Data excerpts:
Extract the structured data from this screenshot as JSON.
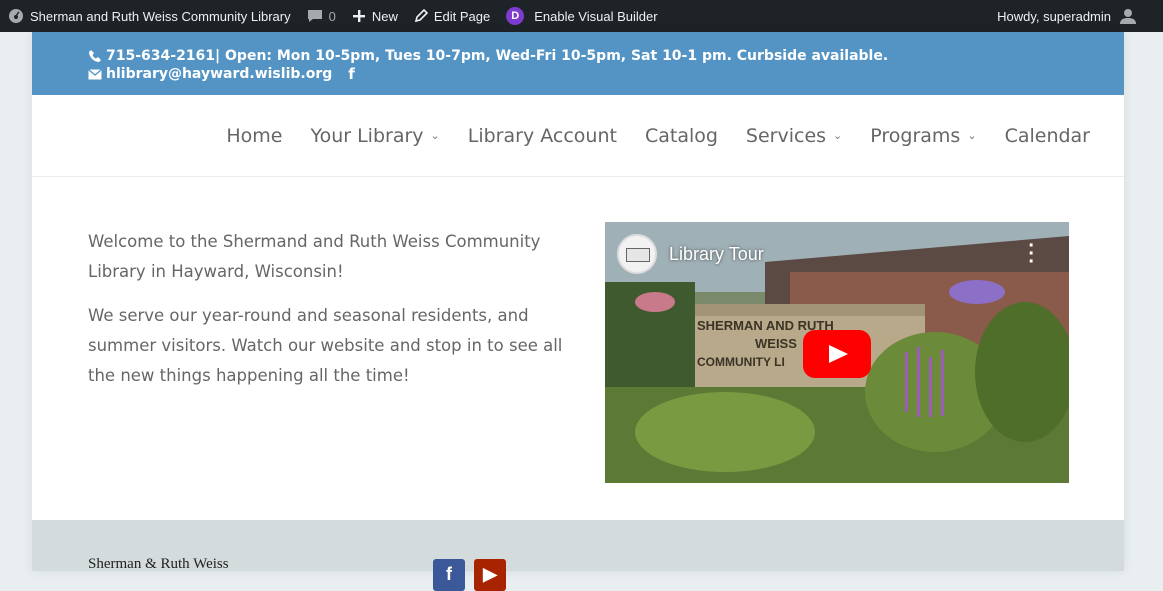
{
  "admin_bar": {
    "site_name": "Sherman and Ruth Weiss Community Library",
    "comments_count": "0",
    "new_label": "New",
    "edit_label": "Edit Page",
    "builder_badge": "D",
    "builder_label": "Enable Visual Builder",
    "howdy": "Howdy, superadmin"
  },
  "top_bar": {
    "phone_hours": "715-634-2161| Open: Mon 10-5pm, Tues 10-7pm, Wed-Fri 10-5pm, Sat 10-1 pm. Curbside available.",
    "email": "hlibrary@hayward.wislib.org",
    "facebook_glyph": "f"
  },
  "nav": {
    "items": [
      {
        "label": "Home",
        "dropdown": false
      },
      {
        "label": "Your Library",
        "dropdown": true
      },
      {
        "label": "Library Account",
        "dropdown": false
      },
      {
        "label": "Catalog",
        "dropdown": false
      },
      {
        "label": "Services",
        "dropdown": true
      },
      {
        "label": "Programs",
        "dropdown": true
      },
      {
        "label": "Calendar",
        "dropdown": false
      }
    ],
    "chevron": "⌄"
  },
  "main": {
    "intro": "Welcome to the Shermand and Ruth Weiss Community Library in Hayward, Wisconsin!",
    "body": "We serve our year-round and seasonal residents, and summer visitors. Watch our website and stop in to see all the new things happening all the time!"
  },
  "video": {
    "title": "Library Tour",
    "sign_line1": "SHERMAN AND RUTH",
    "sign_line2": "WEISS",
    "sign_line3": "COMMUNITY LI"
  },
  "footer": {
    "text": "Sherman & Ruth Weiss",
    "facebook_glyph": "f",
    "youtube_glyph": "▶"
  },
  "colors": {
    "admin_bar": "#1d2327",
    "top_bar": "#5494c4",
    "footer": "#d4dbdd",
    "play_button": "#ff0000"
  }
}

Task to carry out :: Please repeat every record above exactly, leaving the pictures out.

Exercise output ::
Extract the structured data from this screenshot as JSON.
{
  "admin_bar": {
    "site_name": "Sherman and Ruth Weiss Community Library",
    "comments_count": "0",
    "new_label": "New",
    "edit_label": "Edit Page",
    "builder_badge": "D",
    "builder_label": "Enable Visual Builder",
    "howdy": "Howdy, superadmin"
  },
  "top_bar": {
    "phone_hours": "715-634-2161| Open: Mon 10-5pm, Tues 10-7pm, Wed-Fri 10-5pm, Sat 10-1 pm. Curbside available.",
    "email": "hlibrary@hayward.wislib.org",
    "facebook_glyph": "f"
  },
  "nav": {
    "items": [
      {
        "label": "Home",
        "dropdown": false
      },
      {
        "label": "Your Library",
        "dropdown": true
      },
      {
        "label": "Library Account",
        "dropdown": false
      },
      {
        "label": "Catalog",
        "dropdown": false
      },
      {
        "label": "Services",
        "dropdown": true
      },
      {
        "label": "Programs",
        "dropdown": true
      },
      {
        "label": "Calendar",
        "dropdown": false
      }
    ],
    "chevron": "⌄"
  },
  "main": {
    "intro": "Welcome to the Shermand and Ruth Weiss Community Library in Hayward, Wisconsin!",
    "body": "We serve our year-round and seasonal residents, and summer visitors. Watch our website and stop in to see all the new things happening all the time!"
  },
  "video": {
    "title": "Library Tour",
    "sign_line1": "SHERMAN AND RUTH",
    "sign_line2": "WEISS",
    "sign_line3": "COMMUNITY LI"
  },
  "footer": {
    "text": "Sherman & Ruth Weiss",
    "facebook_glyph": "f",
    "youtube_glyph": "▶"
  },
  "colors": {
    "admin_bar": "#1d2327",
    "top_bar": "#5494c4",
    "footer": "#d4dbdd",
    "play_button": "#ff0000"
  }
}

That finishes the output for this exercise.